(GIVEN RECORDS Opens)

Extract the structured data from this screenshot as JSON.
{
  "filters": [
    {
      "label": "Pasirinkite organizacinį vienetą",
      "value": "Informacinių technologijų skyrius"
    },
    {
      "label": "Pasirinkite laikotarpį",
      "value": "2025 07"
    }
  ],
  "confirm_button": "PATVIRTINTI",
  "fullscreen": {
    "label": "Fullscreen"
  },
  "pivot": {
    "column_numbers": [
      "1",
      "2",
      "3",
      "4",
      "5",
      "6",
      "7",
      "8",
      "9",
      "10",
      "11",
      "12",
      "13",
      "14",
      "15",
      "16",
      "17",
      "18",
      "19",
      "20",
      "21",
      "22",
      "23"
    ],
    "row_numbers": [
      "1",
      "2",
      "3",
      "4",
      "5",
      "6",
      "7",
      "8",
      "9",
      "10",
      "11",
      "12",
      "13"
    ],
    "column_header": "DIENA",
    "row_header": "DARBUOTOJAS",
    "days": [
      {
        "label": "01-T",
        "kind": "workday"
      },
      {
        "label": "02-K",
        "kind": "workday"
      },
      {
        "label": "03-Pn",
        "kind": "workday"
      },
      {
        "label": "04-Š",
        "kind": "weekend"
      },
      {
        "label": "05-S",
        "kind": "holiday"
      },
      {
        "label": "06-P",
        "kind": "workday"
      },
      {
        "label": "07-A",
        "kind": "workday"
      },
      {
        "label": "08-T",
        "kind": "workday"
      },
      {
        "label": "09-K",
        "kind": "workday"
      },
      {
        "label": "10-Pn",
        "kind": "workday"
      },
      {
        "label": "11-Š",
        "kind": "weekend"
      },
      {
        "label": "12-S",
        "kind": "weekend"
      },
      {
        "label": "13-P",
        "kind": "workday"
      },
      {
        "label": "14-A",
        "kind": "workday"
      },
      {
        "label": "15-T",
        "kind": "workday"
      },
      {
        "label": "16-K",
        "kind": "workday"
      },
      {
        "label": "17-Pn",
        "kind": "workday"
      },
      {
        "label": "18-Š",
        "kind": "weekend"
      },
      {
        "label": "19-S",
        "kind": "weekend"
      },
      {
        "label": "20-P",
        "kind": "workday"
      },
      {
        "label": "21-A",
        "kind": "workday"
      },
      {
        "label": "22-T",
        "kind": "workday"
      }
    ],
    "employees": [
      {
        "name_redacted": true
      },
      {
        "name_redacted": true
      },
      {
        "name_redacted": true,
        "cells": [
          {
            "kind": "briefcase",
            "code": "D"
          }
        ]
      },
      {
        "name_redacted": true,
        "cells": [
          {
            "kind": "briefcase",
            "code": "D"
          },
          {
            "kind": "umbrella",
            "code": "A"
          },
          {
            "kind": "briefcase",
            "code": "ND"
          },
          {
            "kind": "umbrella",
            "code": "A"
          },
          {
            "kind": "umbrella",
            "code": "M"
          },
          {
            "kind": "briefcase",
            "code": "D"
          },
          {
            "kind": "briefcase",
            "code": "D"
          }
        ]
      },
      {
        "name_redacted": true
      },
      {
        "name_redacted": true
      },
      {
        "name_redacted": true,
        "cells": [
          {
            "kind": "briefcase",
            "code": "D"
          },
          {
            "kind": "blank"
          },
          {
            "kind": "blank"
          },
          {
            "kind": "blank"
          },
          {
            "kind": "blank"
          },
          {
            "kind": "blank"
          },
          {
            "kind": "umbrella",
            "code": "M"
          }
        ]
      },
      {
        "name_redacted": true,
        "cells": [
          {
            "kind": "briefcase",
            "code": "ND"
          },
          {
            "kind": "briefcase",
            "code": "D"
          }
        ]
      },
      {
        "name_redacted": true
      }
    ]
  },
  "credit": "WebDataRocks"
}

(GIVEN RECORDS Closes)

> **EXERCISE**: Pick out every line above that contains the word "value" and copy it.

> **FINISHED TASK**:
      "value": "Informacinių technologijų skyrius"
      "value": "2025 07"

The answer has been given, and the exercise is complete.